You have expressed you anger against trolls on social media. What is your way of dealing with them?
When my films are releasing, I look up a lot at my mentions, otherwise I don't bother. The best thing to do when someone is being inappropriate is just ignore and block them. Block the trolls - it is the best feeling. I believe that if you don't have anything good to say, don't say anything at all. We live in a world where hatred is on the rise and people think it is okay to hate. I don't want to encourage it, even if it is on social media. As an actor, I don't need any of those people in my space. After a whole day of hard work, the last thing you need is people talking bulls**t and being nasty. Sometimes, you have to become thick-skinned as an actor. You begin to understand how these people out there are insecure and unhappy about your life and success. There are a lot of misogynistic men out there, who have an issue with women expressing themselves. They cannot stand it and this is how they express it. They are actually powerless people. The only power they have is the 140-characters online.
Taking off from what you just said, have all these years in the industry made you thick-skinned?

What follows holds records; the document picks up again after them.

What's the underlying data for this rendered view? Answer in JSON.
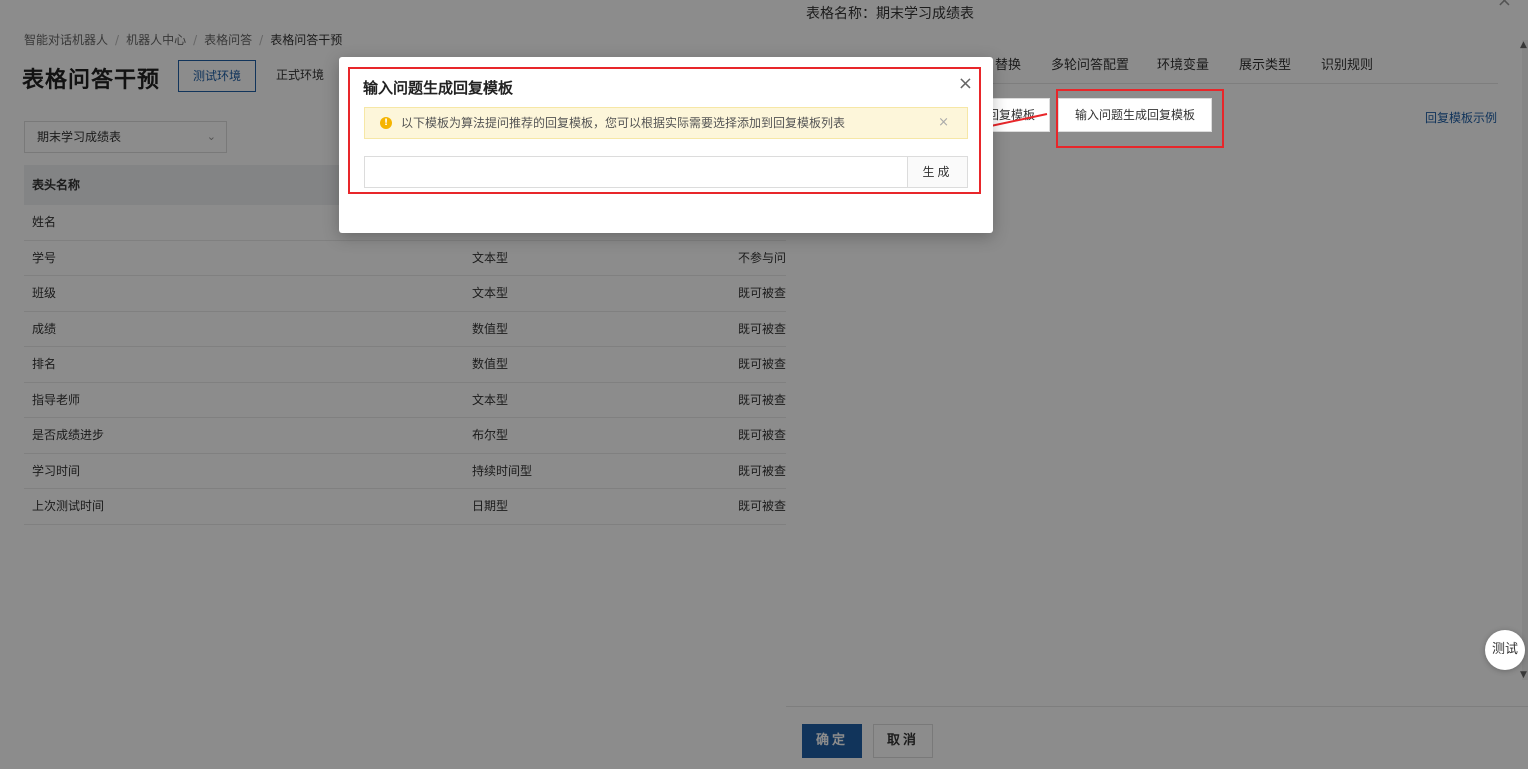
{
  "breadcrumb": [
    "智能对话机器人",
    "机器人中心",
    "表格问答",
    "表格问答干预"
  ],
  "page": {
    "title": "表格问答干预",
    "env_test": "测试环境",
    "env_prod": "正式环境",
    "table_select": "期末学习成绩表"
  },
  "table": {
    "header": "表头名称",
    "rows": [
      {
        "name": "姓名",
        "type": "",
        "mode": ""
      },
      {
        "name": "学号",
        "type": "文本型",
        "mode": "不参与问答"
      },
      {
        "name": "班级",
        "type": "文本型",
        "mode": "既可被查询"
      },
      {
        "name": "成绩",
        "type": "数值型",
        "mode": "既可被查询"
      },
      {
        "name": "排名",
        "type": "数值型",
        "mode": "既可被查询"
      },
      {
        "name": "指导老师",
        "type": "文本型",
        "mode": "既可被查询"
      },
      {
        "name": "是否成绩进步",
        "type": "布尔型",
        "mode": "既可被查询"
      },
      {
        "name": "学习时间",
        "type": "持续时间型",
        "mode": "既可被查询"
      },
      {
        "name": "上次测试时间",
        "type": "日期型",
        "mode": "既可被查询"
      }
    ]
  },
  "drawer": {
    "title": "表格名称：期末学习成绩表",
    "tabs": [
      "替换",
      "多轮问答配置",
      "环境变量",
      "展示类型",
      "识别规则"
    ],
    "btn_template_partial": "回复模板",
    "btn_generate_template": "输入问题生成回复模板",
    "link_example": "回复模板示例",
    "fab_test": "测试",
    "ok": "确定",
    "cancel": "取消"
  },
  "modal": {
    "title": "输入问题生成回复模板",
    "alert": "以下模板为算法提问推荐的回复模板，您可以根据实际需要选择添加到回复模板列表",
    "input_value": "",
    "generate": "生成"
  },
  "colors": {
    "primary": "#1f5fa6",
    "annotation_red": "#e8262a",
    "alert_bg": "#fdf6da",
    "warning": "#f5b400"
  }
}
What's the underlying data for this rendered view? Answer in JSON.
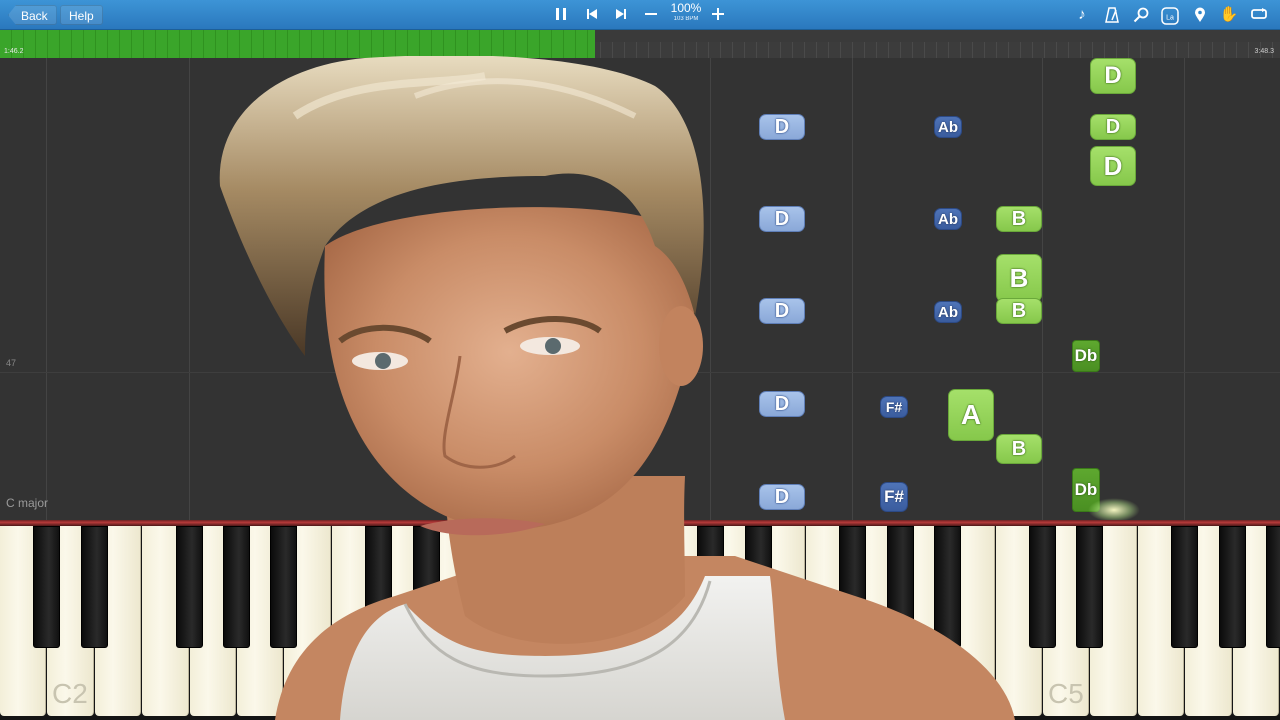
{
  "toolbar": {
    "back_label": "Back",
    "help_label": "Help",
    "speed_percent": "100%",
    "speed_bpm": "103 BPM",
    "icons": [
      "pause-icon",
      "skip-back-icon",
      "skip-forward-icon",
      "minus-icon",
      "plus-icon",
      "note-icon",
      "metronome-icon",
      "search-icon",
      "label-icon",
      "marker-icon",
      "hand-icon",
      "loop-icon"
    ],
    "label_icon_text": "La"
  },
  "progress": {
    "time_start": "1:46.2",
    "time_end": "3:48.3",
    "fraction": 0.465
  },
  "roll": {
    "measure_number": "47",
    "key_signature": "C major",
    "notes": [
      {
        "name": "D",
        "kind": "green"
      },
      {
        "name": "D",
        "kind": "blue"
      },
      {
        "name": "Ab",
        "kind": "dblue"
      },
      {
        "name": "D",
        "kind": "green"
      },
      {
        "name": "D",
        "kind": "green"
      },
      {
        "name": "D",
        "kind": "blue"
      },
      {
        "name": "Ab",
        "kind": "dblue"
      },
      {
        "name": "B",
        "kind": "green"
      },
      {
        "name": "B",
        "kind": "green"
      },
      {
        "name": "D",
        "kind": "blue"
      },
      {
        "name": "Ab",
        "kind": "dblue"
      },
      {
        "name": "B",
        "kind": "green"
      },
      {
        "name": "Db",
        "kind": "dgreen"
      },
      {
        "name": "D",
        "kind": "blue"
      },
      {
        "name": "F#",
        "kind": "dblue"
      },
      {
        "name": "A",
        "kind": "green"
      },
      {
        "name": "B",
        "kind": "green"
      },
      {
        "name": "D",
        "kind": "blue"
      },
      {
        "name": "F#",
        "kind": "dblue"
      },
      {
        "name": "Db",
        "kind": "dgreen"
      }
    ]
  },
  "piano": {
    "label_c2": "C2",
    "label_c5": "C5"
  },
  "colors": {
    "toolbar": "#2f86cc",
    "progress_fill": "#37a028",
    "note_blue": "#8aa8d8",
    "note_green": "#96d45a"
  }
}
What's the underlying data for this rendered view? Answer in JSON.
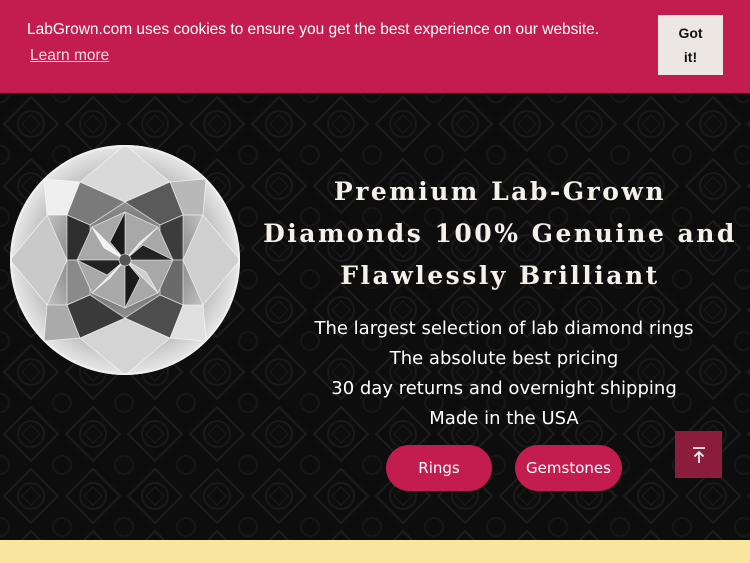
{
  "cookie_banner": {
    "message": "LabGrown.com uses cookies to ensure you get the best experience on our website.",
    "learn_more": "Learn more",
    "accept_label": "Got it!",
    "background_color": "#c21d4e"
  },
  "hero": {
    "title": "Premium Lab-Grown Diamonds 100% Genuine and Flawlessly Brilliant",
    "features": [
      "The largest selection of lab diamond rings",
      "The absolute best pricing",
      "30 day returns and overnight shipping",
      "Made in the USA"
    ],
    "buttons": {
      "rings": "Rings",
      "gemstones": "Gemstones"
    },
    "image_subject": "round brilliant diamond",
    "accent_color": "#c21d4e"
  },
  "back_to_top_icon": "arrow-up-to-line-icon",
  "footer_band_color": "#f9e59d"
}
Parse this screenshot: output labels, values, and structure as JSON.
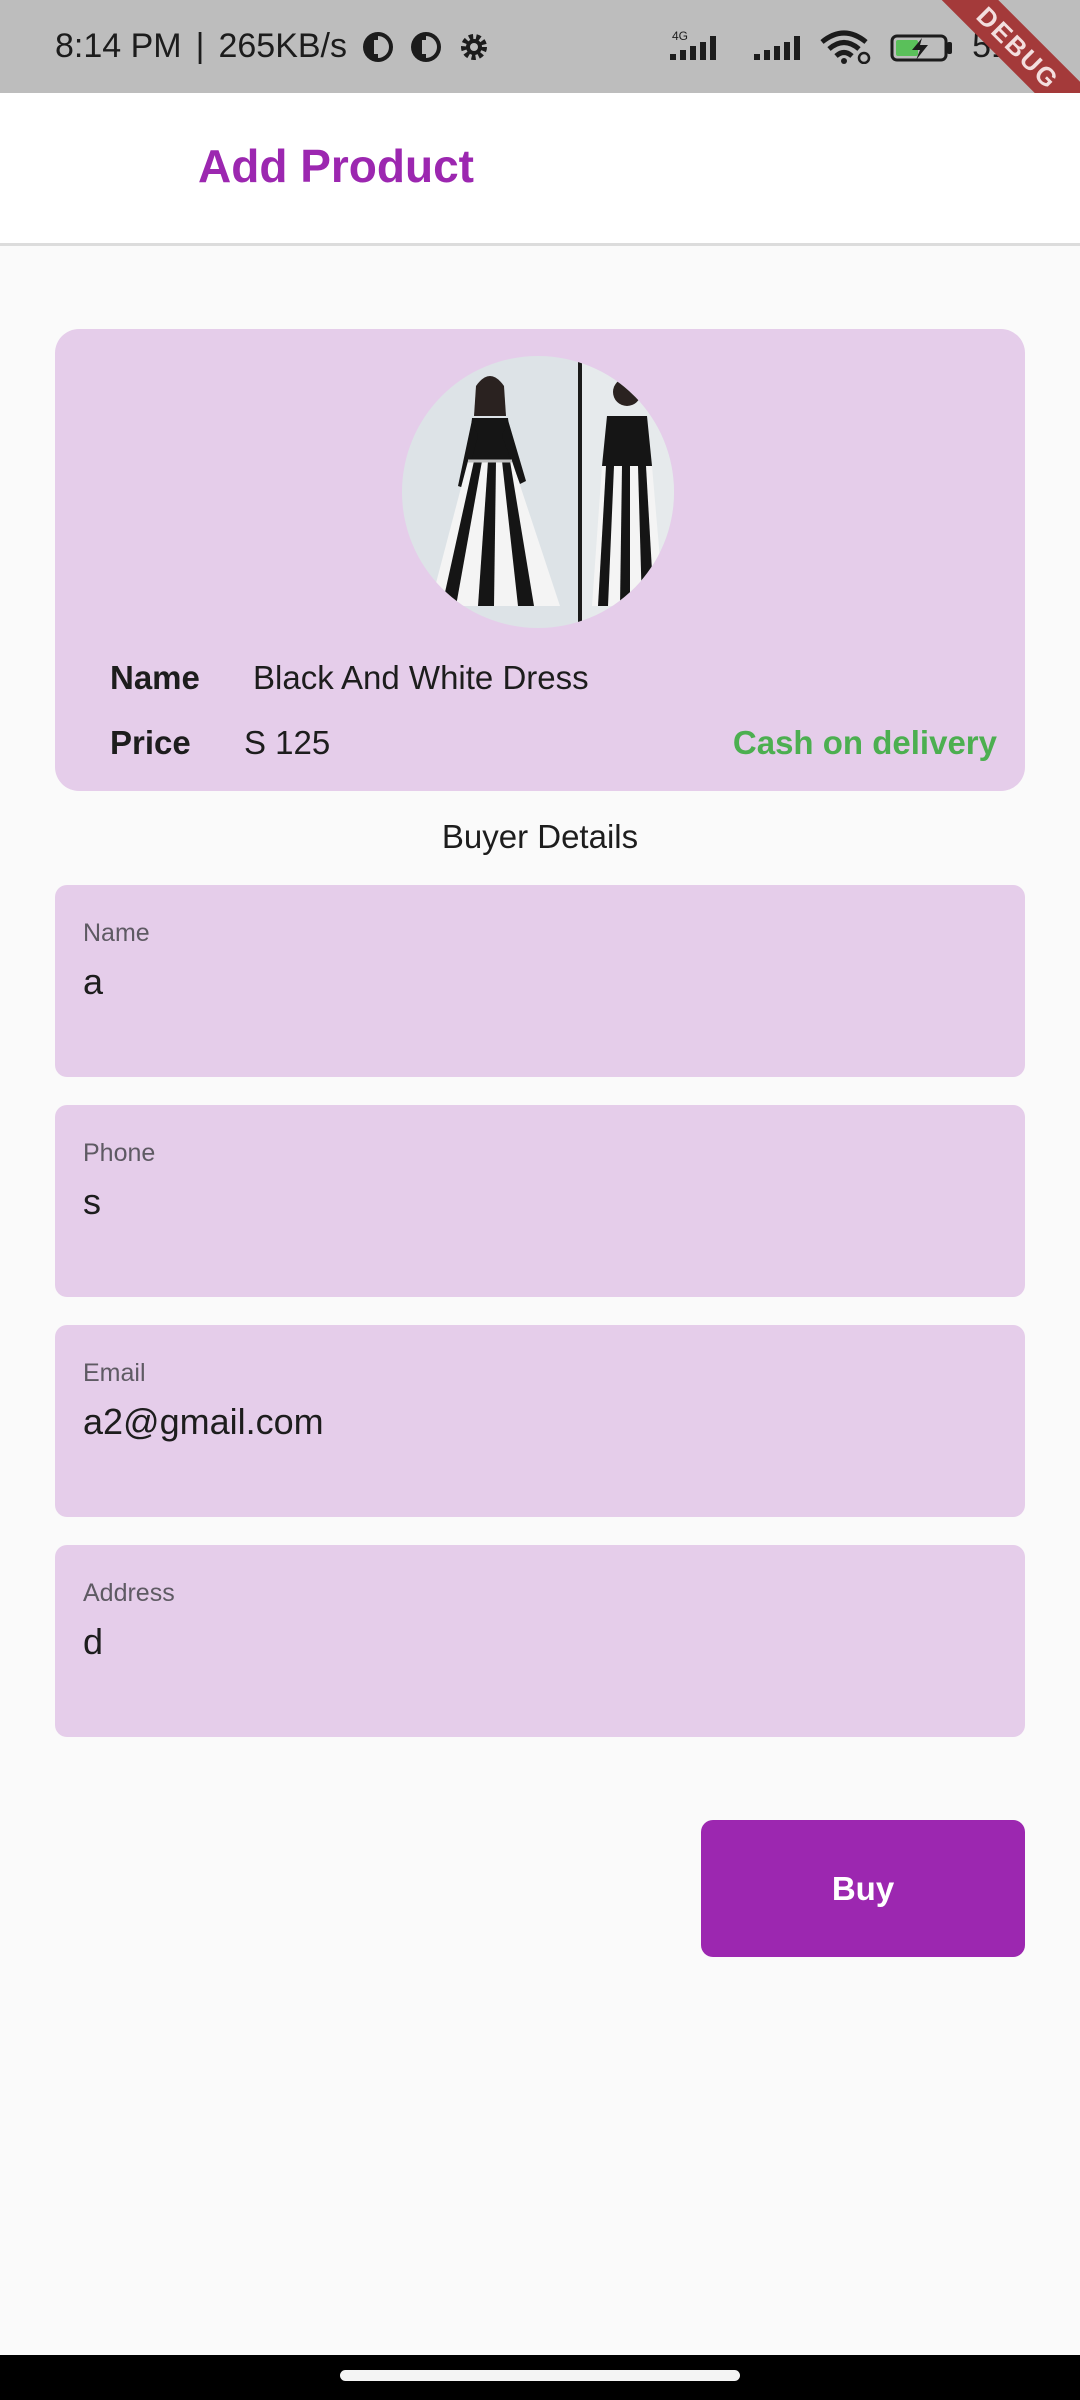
{
  "status_bar": {
    "time": "8:14 PM",
    "separator": "|",
    "speed": "265KB/s",
    "network": "4G",
    "battery": "51",
    "debug_banner": "DEBUG"
  },
  "app_bar": {
    "title": "Add Product"
  },
  "product": {
    "name_label": "Name",
    "name": "Black And White Dress",
    "price_label": "Price",
    "price": "S 125",
    "payment": "Cash on delivery"
  },
  "buyer": {
    "section_title": "Buyer Details",
    "fields": [
      {
        "label": "Name",
        "value": "a"
      },
      {
        "label": "Phone",
        "value": "s"
      },
      {
        "label": "Email",
        "value": "a2@gmail.com"
      },
      {
        "label": "Address",
        "value": "d"
      }
    ]
  },
  "actions": {
    "buy_label": "Buy"
  },
  "colors": {
    "accent": "#9c27b0",
    "card": "#e5cdea",
    "payment": "#4caf50",
    "debug": "#a43a3a"
  }
}
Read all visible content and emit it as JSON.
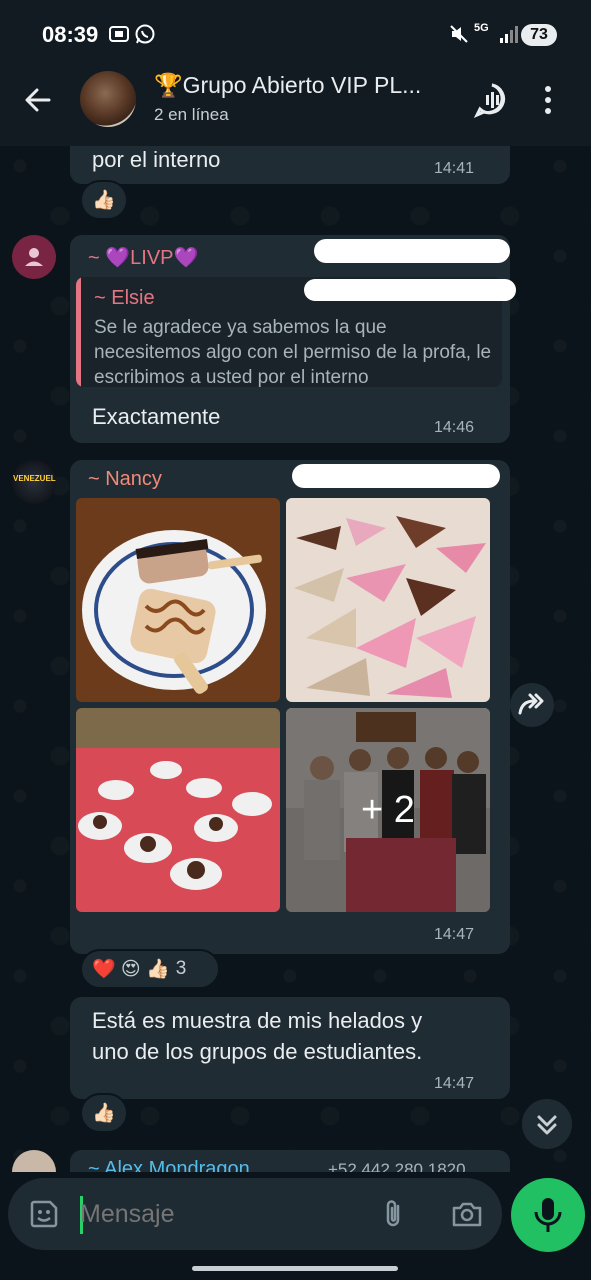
{
  "status_bar": {
    "time": "08:39",
    "network": "5G",
    "battery": "73"
  },
  "header": {
    "title": "🏆Grupo Abierto VIP PL...",
    "subtitle": "2 en línea"
  },
  "messages": [
    {
      "text": "por el interno",
      "time": "14:41",
      "reaction": "👍🏻"
    },
    {
      "sender": "~ 💜LIVP💜",
      "quote_sender": "~ Elsie",
      "quote_text": "Se le agradece ya sabemos la que necesitemos algo con el permiso de la profa, le escribimos a usted por el interno",
      "text": "Exactamente",
      "time": "14:46"
    },
    {
      "sender": "~ Nancy",
      "avatar_label": "VENEZUELA",
      "more_count": "+ 2",
      "time": "14:47",
      "reactions": "❤️ 😍 👍🏻",
      "reactions_count": "3"
    },
    {
      "text_line1": "Está es muestra de mis helados y",
      "text_line2": "uno de los grupos de estudiantes.",
      "time": "14:47",
      "reaction": "👍🏻"
    },
    {
      "sender": "~ Alex Mondragon",
      "phone": "+52 442 280 1820"
    }
  ],
  "input": {
    "placeholder": "Mensaje"
  },
  "colors": {
    "accent": "#25d366",
    "bubble": "#202c33",
    "livp_name": "#e57583",
    "nancy_name": "#f08a7a",
    "alex_name": "#53bdeb"
  }
}
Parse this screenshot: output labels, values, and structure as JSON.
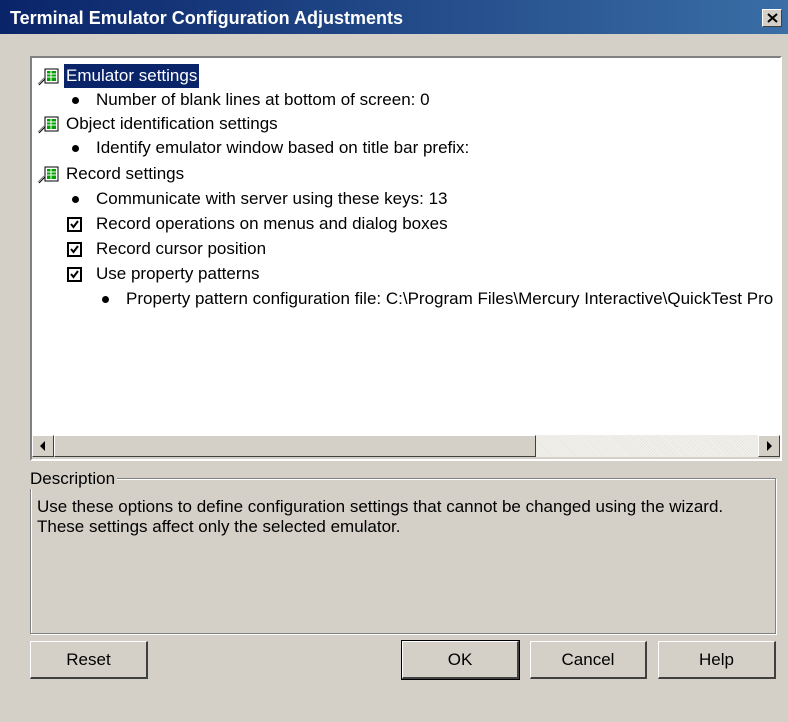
{
  "window": {
    "title": "Terminal Emulator Configuration Adjustments"
  },
  "tree": {
    "categories": [
      {
        "label": "Emulator settings",
        "selected": true,
        "items": [
          {
            "type": "bullet",
            "label": "Number of blank lines at bottom of screen: 0"
          }
        ]
      },
      {
        "label": "Object identification settings",
        "items": [
          {
            "type": "bullet",
            "label": "Identify emulator window based on title bar prefix:"
          }
        ]
      },
      {
        "label": "Record settings",
        "items": [
          {
            "type": "bullet",
            "label": "Communicate with server using these keys: 13"
          },
          {
            "type": "checkbox",
            "checked": true,
            "label": "Record operations on menus and dialog boxes"
          },
          {
            "type": "checkbox",
            "checked": true,
            "label": "Record cursor position"
          },
          {
            "type": "checkbox",
            "checked": true,
            "label": "Use property patterns"
          },
          {
            "type": "subbullet",
            "label": "Property pattern configuration file: C:\\Program Files\\Mercury Interactive\\QuickTest Pro"
          }
        ]
      }
    ]
  },
  "description": {
    "legend": "Description",
    "text_line1": "Use these options to define configuration settings that cannot be changed using the wizard.",
    "text_line2": "These settings affect only the selected emulator."
  },
  "buttons": {
    "reset": "Reset",
    "ok": "OK",
    "cancel": "Cancel",
    "help": "Help"
  },
  "icons": {
    "category": "settings-category-icon",
    "close": "close-icon",
    "scroll_left": "arrow-left-icon",
    "scroll_right": "arrow-right-icon"
  },
  "colors": {
    "title_bar_start": "#0a246a",
    "title_bar_end": "#3a6ea5",
    "selection": "#0a246a",
    "dialog_bg": "#d4d0c8"
  }
}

I won't say that nothing bothers me, but I'm logical and practical. Once I understand why someone is saying something, I deal with it better. Yes, there are times when you get very shaky and upset, but you have to let it pass. For me, the most important thing in my life is to make peace with things and move on. Frankly, I have not faced extreme failure ever in my life. Also, given the number of years I've been around, I've done fewer films compared to my contemporaries. I leave no stone unturned to do my best; if it doesn't work, I just accept it. I know that we all like to be control freaks, but trying to control things too much can mess you up. I think it is important to go through failures to change the course of action in your life. Sometimes, failure is a telling sign, and you got to understand it and act on it.
There has been a lot of talk about your supposed engagement (to Virat Kohli). Is marriage on the cards soon?
It's not something I like to talk about. I want all the focus to be on my work and I am giving people enough reasons to talk about my work (smiles).